Inflammatory Bowel Diseases:
Original Clinical Articles
Initial Disease Course and Treatment in an Inflammatory Bowel Disease Inception Cohort in Europe: The ECCO-EpiCom Cohort
Burisch, Johan MD1; Pedersen, Natalia MD1; Cukovic-Cavka, Silvja MD2; Turk, Niksa MD2; Kaimakliotis, Ioannis MD3; Duricova, Dana PhD4; Shonová, Olga MD5; Vind, Ida PhD6; Avnstrøm, Søren DMSc6; Thorsgaard, Niels DMSc7; Krabbe, Susanne8; Andersen, Vibeke PhD8,9,10; Dahlerup Jens, Frederik DMSc11; Kjeldsen, Jens PhD12; Salupere, Riina MD13; Olsen, Jóngerð14; Nielsen, Kári Rubek MD14; Manninen, Pia MD15; Collin, Pekka MD15; Katsanos, Konstantinnos H. MD16; Tsianos, Epameinondas V. PhD16; Ladefoged, Karin DMSc17; Lakatos, Laszlo MD18; Bailey, Yvonne19; O’Morain, Colm MD19; Schwartz, Doron MD20; Odes, Selwyn MD20; Martinato, Matteo21,22; Lombardini, Silvia MD22,23; Jonaitis, Laimas MD24; Kupcinskas, Limas MD25; Turcan, Svetlana MD25; Barros, Louisa MD26; Magro, Fernando MD27,28,29; Lazar, Daniela MD30; Goldis, Adrian MD30; Nikulina, Inna MD31; Belousova, Elena MD31; Fernandez, Alberto MD32; Hernandez, Vicent MD33; Almer, Sven PhD34,35; Zhulina, Yaroslava MD36; Halfvarson, Jonas PhD36,37; Tsai, Her-Hsin MD38; Sebastian, Shaji MD38; Lakatos, Peter Laszlo PhD39; Langholz, Ebbe DMSc40; Munkholm, Pia DMSc1
Supplemental Author Material
The EpiCom cohort is a prospective, population-based, inception cohort of inflammatory bowel disease (IBD) patients from 31 European centers covering a background population of 10.1 million. The aim of this study was to assess the 1-year outcome in the EpiCom cohort.
Patients were followed-up every third month during the first 12 (±3) months, and clinical data, demographics, disease activity, medical therapy, surgery, cancers, and deaths were collected and entered in a Web-based database ( www.epicom-ecco.eu).

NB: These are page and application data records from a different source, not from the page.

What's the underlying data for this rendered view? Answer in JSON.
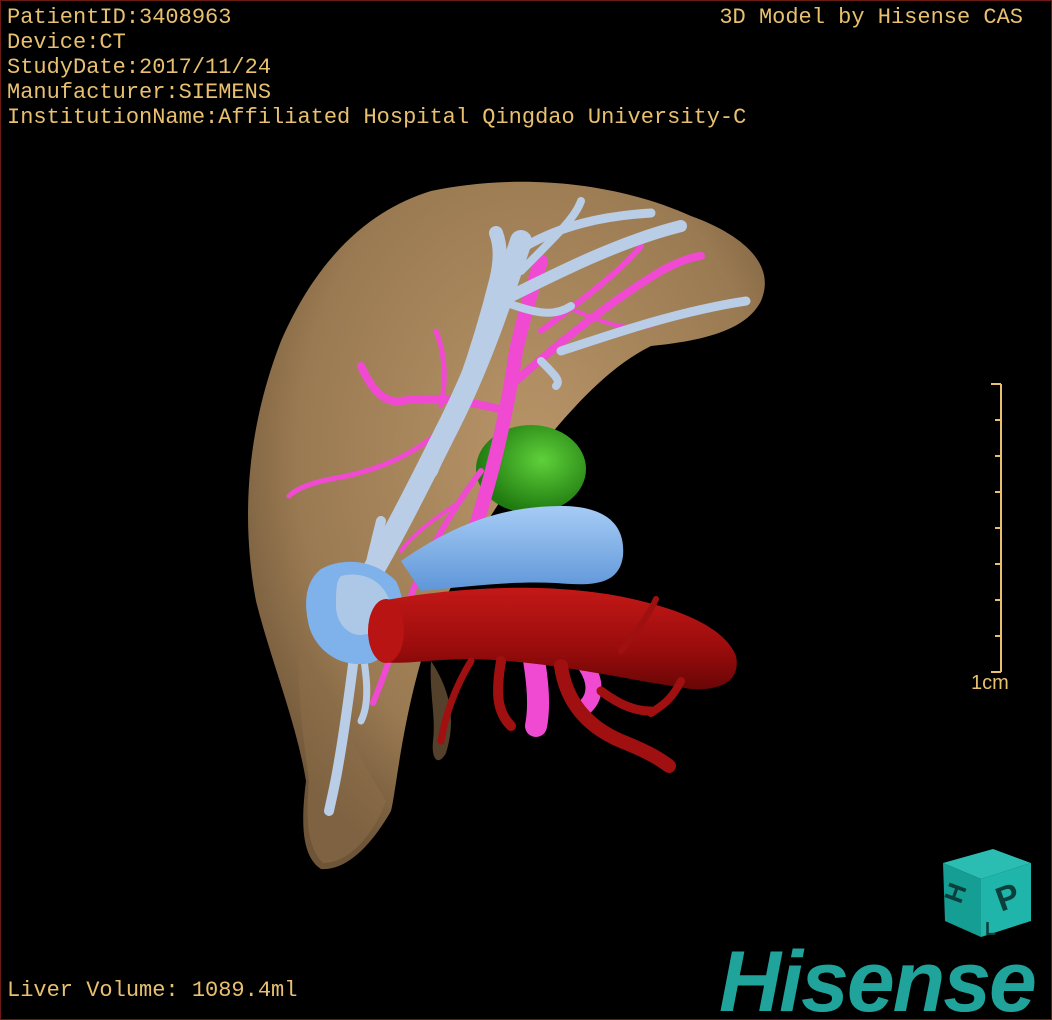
{
  "info": {
    "patient_id": "PatientID:3408963",
    "device": "Device:CT",
    "study_date": "StudyDate:2017/11/24",
    "manufacturer": "Manufacturer:SIEMENS",
    "institution": "InstitutionName:Affiliated Hospital Qingdao University-C"
  },
  "credit": "3D Model by Hisense CAS",
  "volume": "Liver Volume: 1089.4ml",
  "scale": {
    "label": "1cm"
  },
  "orientation_cube": {
    "face_top": "H",
    "face_right": "P",
    "face_bottom": "L"
  },
  "brand": "Hisense",
  "colors": {
    "overlay_text": "#e8c070",
    "liver": "#a5845c",
    "portal_vein": "#b9cde6",
    "ivc": "#7fb2ea",
    "hepatic_artery": "#f04ad2",
    "aorta": "#a01010",
    "gallbladder": "#3ea81e",
    "brand": "#1fa39a"
  }
}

In total, 1367 patients were included in the 1-year follow-up. In western Europe, 65 Crohn’s disease (CD) (16%), 20 ulcerative colitis (UC) (4%), and 4 IBD unclassified (4%) patients underwent surgery, and in eastern Europe, 12 CD (12%) and 2 UC (1%) patients underwent surgery. Eighty-one CD (20%), 80 UC (14%), and 13 (9%) IBD unclassified patients were hospitalized in western Europe compared with 17 CD (16%) and 12 UC (8%) patients in eastern Europe. The cumulative probability of receiving immunomodulators was 57% for CD in western (median time to treatment 2 months) and 44% (1 month) in eastern Europe, and 21% (5 months) and 5% (6 months) for biological therapy, respectively. For UC patients, the cumulative probability was 22% (4 months) and 15% (3 months) for immunomodulators and 6% (3 months) and 1% (12 months) for biological therapy, respectively in the western and eastern Europe.
In this cohort, immunological therapy was initiated within the first months of disease. Surgery and hospitalization rates did not differ between patients from eastern and western Europe, although more western European patients received biological agents and were comparable to previous population-based inception cohorts.
Copyright © 2013 Crohn's & Colitis Foundation of America, Inc.